#### Problem requirements
Scan the data for "denominator" and copy the lines it appears in.
====
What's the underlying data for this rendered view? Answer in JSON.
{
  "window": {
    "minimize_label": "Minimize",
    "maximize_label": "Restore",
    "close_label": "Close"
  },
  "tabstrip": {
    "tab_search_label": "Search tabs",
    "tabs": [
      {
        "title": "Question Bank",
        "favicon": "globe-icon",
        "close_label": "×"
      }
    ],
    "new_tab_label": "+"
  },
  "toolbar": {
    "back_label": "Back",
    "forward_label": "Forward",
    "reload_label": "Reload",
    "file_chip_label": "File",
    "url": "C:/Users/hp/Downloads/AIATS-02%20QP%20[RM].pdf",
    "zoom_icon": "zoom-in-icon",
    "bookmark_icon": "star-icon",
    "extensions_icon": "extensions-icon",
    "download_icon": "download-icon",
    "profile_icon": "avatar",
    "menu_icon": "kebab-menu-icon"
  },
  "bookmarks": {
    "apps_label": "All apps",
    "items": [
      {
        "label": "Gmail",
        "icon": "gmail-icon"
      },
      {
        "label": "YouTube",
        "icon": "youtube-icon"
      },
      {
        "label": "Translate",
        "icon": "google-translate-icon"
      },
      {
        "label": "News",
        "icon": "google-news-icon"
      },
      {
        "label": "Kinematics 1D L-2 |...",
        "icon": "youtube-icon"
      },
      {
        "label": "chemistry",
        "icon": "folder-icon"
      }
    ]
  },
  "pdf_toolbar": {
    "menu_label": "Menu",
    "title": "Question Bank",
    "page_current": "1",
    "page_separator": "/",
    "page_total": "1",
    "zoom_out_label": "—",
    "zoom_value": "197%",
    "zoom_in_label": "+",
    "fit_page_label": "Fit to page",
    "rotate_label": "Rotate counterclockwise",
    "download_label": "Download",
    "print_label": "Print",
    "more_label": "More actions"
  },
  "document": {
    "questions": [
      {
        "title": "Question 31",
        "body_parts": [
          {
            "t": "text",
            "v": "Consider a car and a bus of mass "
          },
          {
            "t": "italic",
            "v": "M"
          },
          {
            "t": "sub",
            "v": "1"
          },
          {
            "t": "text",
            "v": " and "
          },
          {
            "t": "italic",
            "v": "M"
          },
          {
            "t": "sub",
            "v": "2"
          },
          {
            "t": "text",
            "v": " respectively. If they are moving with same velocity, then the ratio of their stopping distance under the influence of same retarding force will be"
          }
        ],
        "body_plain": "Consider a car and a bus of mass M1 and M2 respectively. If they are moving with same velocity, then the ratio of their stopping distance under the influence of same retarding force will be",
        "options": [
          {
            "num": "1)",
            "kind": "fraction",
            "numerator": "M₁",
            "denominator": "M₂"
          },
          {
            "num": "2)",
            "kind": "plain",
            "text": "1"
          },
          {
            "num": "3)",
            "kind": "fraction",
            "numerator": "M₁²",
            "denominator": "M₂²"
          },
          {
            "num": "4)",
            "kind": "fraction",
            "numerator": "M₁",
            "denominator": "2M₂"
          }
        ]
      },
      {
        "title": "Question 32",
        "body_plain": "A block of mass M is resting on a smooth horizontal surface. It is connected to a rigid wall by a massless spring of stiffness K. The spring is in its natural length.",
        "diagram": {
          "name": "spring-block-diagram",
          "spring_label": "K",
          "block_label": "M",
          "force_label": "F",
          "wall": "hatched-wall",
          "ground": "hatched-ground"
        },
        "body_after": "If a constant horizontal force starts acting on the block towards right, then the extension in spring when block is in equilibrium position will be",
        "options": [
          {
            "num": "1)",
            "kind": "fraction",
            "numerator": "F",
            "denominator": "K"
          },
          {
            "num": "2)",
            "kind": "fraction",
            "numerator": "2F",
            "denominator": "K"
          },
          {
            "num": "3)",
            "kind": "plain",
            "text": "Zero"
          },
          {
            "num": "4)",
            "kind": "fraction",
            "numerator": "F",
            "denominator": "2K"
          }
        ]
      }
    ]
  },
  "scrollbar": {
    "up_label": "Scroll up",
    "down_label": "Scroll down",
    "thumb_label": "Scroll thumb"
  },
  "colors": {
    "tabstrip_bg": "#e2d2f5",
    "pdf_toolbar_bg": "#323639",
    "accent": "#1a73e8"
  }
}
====
#### Output
            "denominator": "M₂"
            "denominator": "M₂²"
            "denominator": "2M₂"
            "denominator": "K"
            "denominator": "K"
            "denominator": "2K"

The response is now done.